My own thesis draws heavily on ‘landscape experiences’, albeit from a religious perspective, and Dr Wylie’s essay has played an important part in shaping my initial ruminations. So, during the purdah between submitting my application and receiving the proverbial green light (the odds are stacked in my favour, according to my potential supervisor), I thought it might be appropriate to indulge in a similar exercise in a not dissimilar landscape, one that exerts a strong hold over my febrile emotions.
|Nerôche from the pastures near Staple Fitzpaine. No matter where I am in south Somerset, Nerôche seems always to loom on the horizon, a brooding presence.|
Nerôche – strictly speaking Castle Nerôche – is a 300 metre-high prominence in the Blackdown Hills that overlooks the girt, lush Taunton Deane and holds its own with the more popular Quantock Hills on the other side of the vale. It is topped by a Norman motte and bailey castle that last saw action during the 12th century Anarchy and is underlain by a thin layer of clay with flints and a thick outcrop of Upper Greensand. The northern scarp is steep in places, heavily wooded towards the summit but a patchwork of pasture lower down where the village of Staple Fitzpaine nestles as if it had been plucked straight from a John Betjeman poem. The southern slopes dip gently towards Ilminster, a cute and capricious market town which boasts two curry houses, both of which require the diner to bring her/his own booze.
Much of the land is owned by the Forestry Commission and Crown Estate and is the focus of the Nerôche Landscape Partnership Scheme and the Liberating the Landscape project. These have been instrumental in restoring the Herepaths, important trade and communication routes between settlements during the ninth century and often referred to as people’s paths.
My first encounter with Nerôche was during the hot and sticky summer of 1988 when, in my previous incarnation, I was delivering parcels across south and west Somerset. Twenty five years ago, almost to the day, but still I can recall my senses working overtime as the trusty red van began the long climb. First through the leafy – and not so leafy – suburbs of Taunton then up, up and away; a sinuous and sensuous journey across a landscape which seemed to peel away another layer each time I pressed the clutch to engage a lower gear. But like a burlesque artiste it was revealing itself provocatively, little by little, and every time it showed a little more flesh I knew it was concealing more than it was exposing.
Twenty five years ago, almost to the day, and I’m still exploring Nerôche’s deep and dark declivities and still it refuses to yield its more intimate secrets. Which is why, in the midst of a very English heatwave, I set out on a labyrinthine walk which I hoped might act as an open sesame and grant me entrance to Nerôche’s esoteric pleasures. And like Dr Wylie, I set out with the intention of recording my emotions.

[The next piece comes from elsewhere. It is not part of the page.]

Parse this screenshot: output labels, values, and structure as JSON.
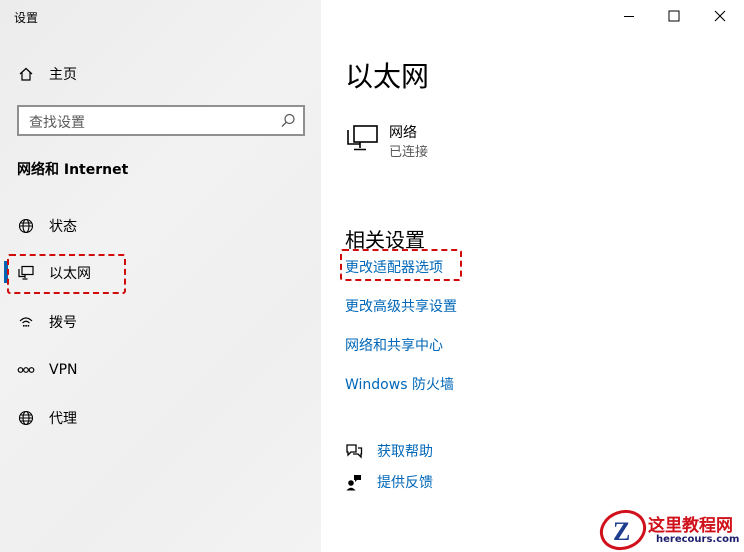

As is ever the case, the hunter soon became the prey.
John Wylie: Landscape, Performance and Dwelling: a Glastonbury Case Study in Country Visions, Paul Cloke (ed): Pearson 2003

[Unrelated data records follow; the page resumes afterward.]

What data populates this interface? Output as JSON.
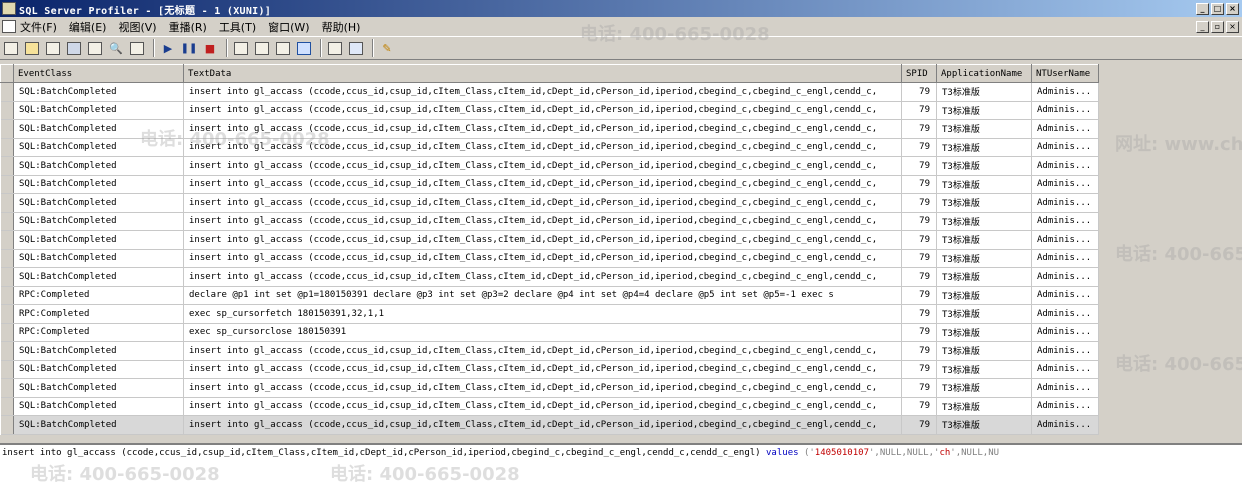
{
  "window": {
    "title": "SQL Server Profiler - [无标题 - 1 (XUNI)]"
  },
  "menu": [
    {
      "label": "文件(F)"
    },
    {
      "label": "编辑(E)"
    },
    {
      "label": "视图(V)"
    },
    {
      "label": "重播(R)"
    },
    {
      "label": "工具(T)"
    },
    {
      "label": "窗口(W)"
    },
    {
      "label": "帮助(H)"
    }
  ],
  "toolbar": {
    "buttons": [
      {
        "icon": "new-trace-icon"
      },
      {
        "icon": "open-file-icon"
      },
      {
        "icon": "open-table-icon"
      },
      {
        "icon": "save-icon"
      },
      {
        "icon": "properties-icon"
      },
      {
        "icon": "find-icon"
      },
      {
        "icon": "clear-icon"
      },
      {
        "icon": "start-icon"
      },
      {
        "icon": "pause-icon"
      },
      {
        "icon": "stop-icon"
      },
      {
        "icon": "step-icon"
      },
      {
        "icon": "run-to-cursor-icon"
      },
      {
        "icon": "toggle-bookmark-icon"
      },
      {
        "icon": "auto-scroll-icon"
      },
      {
        "icon": "activity-monitor-icon"
      },
      {
        "icon": "perfmon-icon"
      },
      {
        "icon": "help-icon"
      }
    ]
  },
  "grid": {
    "columns": [
      "EventClass",
      "TextData",
      "SPID",
      "ApplicationName",
      "NTUserName"
    ],
    "rows": [
      {
        "event": "SQL:BatchCompleted",
        "text": "insert into gl_accass (ccode,ccus_id,csup_id,cItem_Class,cItem_id,cDept_id,cPerson_id,iperiod,cbegind_c,cbegind_c_engl,cendd_c,",
        "spid": "79",
        "app": "T3标准版",
        "user": "Adminis..."
      },
      {
        "event": "SQL:BatchCompleted",
        "text": "insert into gl_accass (ccode,ccus_id,csup_id,cItem_Class,cItem_id,cDept_id,cPerson_id,iperiod,cbegind_c,cbegind_c_engl,cendd_c,",
        "spid": "79",
        "app": "T3标准版",
        "user": "Adminis..."
      },
      {
        "event": "SQL:BatchCompleted",
        "text": "insert into gl_accass (ccode,ccus_id,csup_id,cItem_Class,cItem_id,cDept_id,cPerson_id,iperiod,cbegind_c,cbegind_c_engl,cendd_c,",
        "spid": "79",
        "app": "T3标准版",
        "user": "Adminis..."
      },
      {
        "event": "SQL:BatchCompleted",
        "text": "insert into gl_accass (ccode,ccus_id,csup_id,cItem_Class,cItem_id,cDept_id,cPerson_id,iperiod,cbegind_c,cbegind_c_engl,cendd_c,",
        "spid": "79",
        "app": "T3标准版",
        "user": "Adminis..."
      },
      {
        "event": "SQL:BatchCompleted",
        "text": "insert into gl_accass (ccode,ccus_id,csup_id,cItem_Class,cItem_id,cDept_id,cPerson_id,iperiod,cbegind_c,cbegind_c_engl,cendd_c,",
        "spid": "79",
        "app": "T3标准版",
        "user": "Adminis..."
      },
      {
        "event": "SQL:BatchCompleted",
        "text": "insert into gl_accass (ccode,ccus_id,csup_id,cItem_Class,cItem_id,cDept_id,cPerson_id,iperiod,cbegind_c,cbegind_c_engl,cendd_c,",
        "spid": "79",
        "app": "T3标准版",
        "user": "Adminis..."
      },
      {
        "event": "SQL:BatchCompleted",
        "text": "insert into gl_accass (ccode,ccus_id,csup_id,cItem_Class,cItem_id,cDept_id,cPerson_id,iperiod,cbegind_c,cbegind_c_engl,cendd_c,",
        "spid": "79",
        "app": "T3标准版",
        "user": "Adminis..."
      },
      {
        "event": "SQL:BatchCompleted",
        "text": "insert into gl_accass (ccode,ccus_id,csup_id,cItem_Class,cItem_id,cDept_id,cPerson_id,iperiod,cbegind_c,cbegind_c_engl,cendd_c,",
        "spid": "79",
        "app": "T3标准版",
        "user": "Adminis..."
      },
      {
        "event": "SQL:BatchCompleted",
        "text": "insert into gl_accass (ccode,ccus_id,csup_id,cItem_Class,cItem_id,cDept_id,cPerson_id,iperiod,cbegind_c,cbegind_c_engl,cendd_c,",
        "spid": "79",
        "app": "T3标准版",
        "user": "Adminis..."
      },
      {
        "event": "SQL:BatchCompleted",
        "text": "insert into gl_accass (ccode,ccus_id,csup_id,cItem_Class,cItem_id,cDept_id,cPerson_id,iperiod,cbegind_c,cbegind_c_engl,cendd_c,",
        "spid": "79",
        "app": "T3标准版",
        "user": "Adminis..."
      },
      {
        "event": "SQL:BatchCompleted",
        "text": "insert into gl_accass (ccode,ccus_id,csup_id,cItem_Class,cItem_id,cDept_id,cPerson_id,iperiod,cbegind_c,cbegind_c_engl,cendd_c,",
        "spid": "79",
        "app": "T3标准版",
        "user": "Adminis..."
      },
      {
        "event": "RPC:Completed",
        "text": "declare @p1 int  set @p1=180150391  declare @p3 int  set @p3=2  declare @p4 int  set @p4=4  declare @p5 int  set @p5=-1  exec s",
        "spid": "79",
        "app": "T3标准版",
        "user": "Adminis..."
      },
      {
        "event": "RPC:Completed",
        "text": "exec sp_cursorfetch 180150391,32,1,1",
        "spid": "79",
        "app": "T3标准版",
        "user": "Adminis..."
      },
      {
        "event": "RPC:Completed",
        "text": "exec sp_cursorclose 180150391",
        "spid": "79",
        "app": "T3标准版",
        "user": "Adminis..."
      },
      {
        "event": "SQL:BatchCompleted",
        "text": "insert into gl_accass (ccode,ccus_id,csup_id,cItem_Class,cItem_id,cDept_id,cPerson_id,iperiod,cbegind_c,cbegind_c_engl,cendd_c,",
        "spid": "79",
        "app": "T3标准版",
        "user": "Adminis..."
      },
      {
        "event": "SQL:BatchCompleted",
        "text": "insert into gl_accass (ccode,ccus_id,csup_id,cItem_Class,cItem_id,cDept_id,cPerson_id,iperiod,cbegind_c,cbegind_c_engl,cendd_c,",
        "spid": "79",
        "app": "T3标准版",
        "user": "Adminis..."
      },
      {
        "event": "SQL:BatchCompleted",
        "text": "insert into gl_accass (ccode,ccus_id,csup_id,cItem_Class,cItem_id,cDept_id,cPerson_id,iperiod,cbegind_c,cbegind_c_engl,cendd_c,",
        "spid": "79",
        "app": "T3标准版",
        "user": "Adminis..."
      },
      {
        "event": "SQL:BatchCompleted",
        "text": "insert into gl_accass (ccode,ccus_id,csup_id,cItem_Class,cItem_id,cDept_id,cPerson_id,iperiod,cbegind_c,cbegind_c_engl,cendd_c,",
        "spid": "79",
        "app": "T3标准版",
        "user": "Adminis..."
      },
      {
        "event": "SQL:BatchCompleted",
        "text": "insert into gl_accass (ccode,ccus_id,csup_id,cItem_Class,cItem_id,cDept_id,cPerson_id,iperiod,cbegind_c,cbegind_c_engl,cendd_c,",
        "spid": "79",
        "app": "T3标准版",
        "user": "Adminis...",
        "selected": true
      }
    ]
  },
  "detail": {
    "prefix": "insert into gl_accass (ccode,ccus_id,csup_id,cItem_Class,cItem_id,cDept_id,cPerson_id,iperiod,cbegind_c,cbegind_c_engl,cendd_c,cendd_c_engl)",
    "keyword": "values",
    "open": " ('",
    "string1": "1405010107",
    "mid": "',NULL,NULL,'",
    "string2": "ch",
    "suffix": "',NULL,NU"
  },
  "watermarks": [
    {
      "text": "电话: 400-665-0028"
    },
    {
      "text": "网址: www.chanjet.net"
    }
  ]
}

Nerôche, Liberating the Landscape: http://www.nerochescheme.org/index.php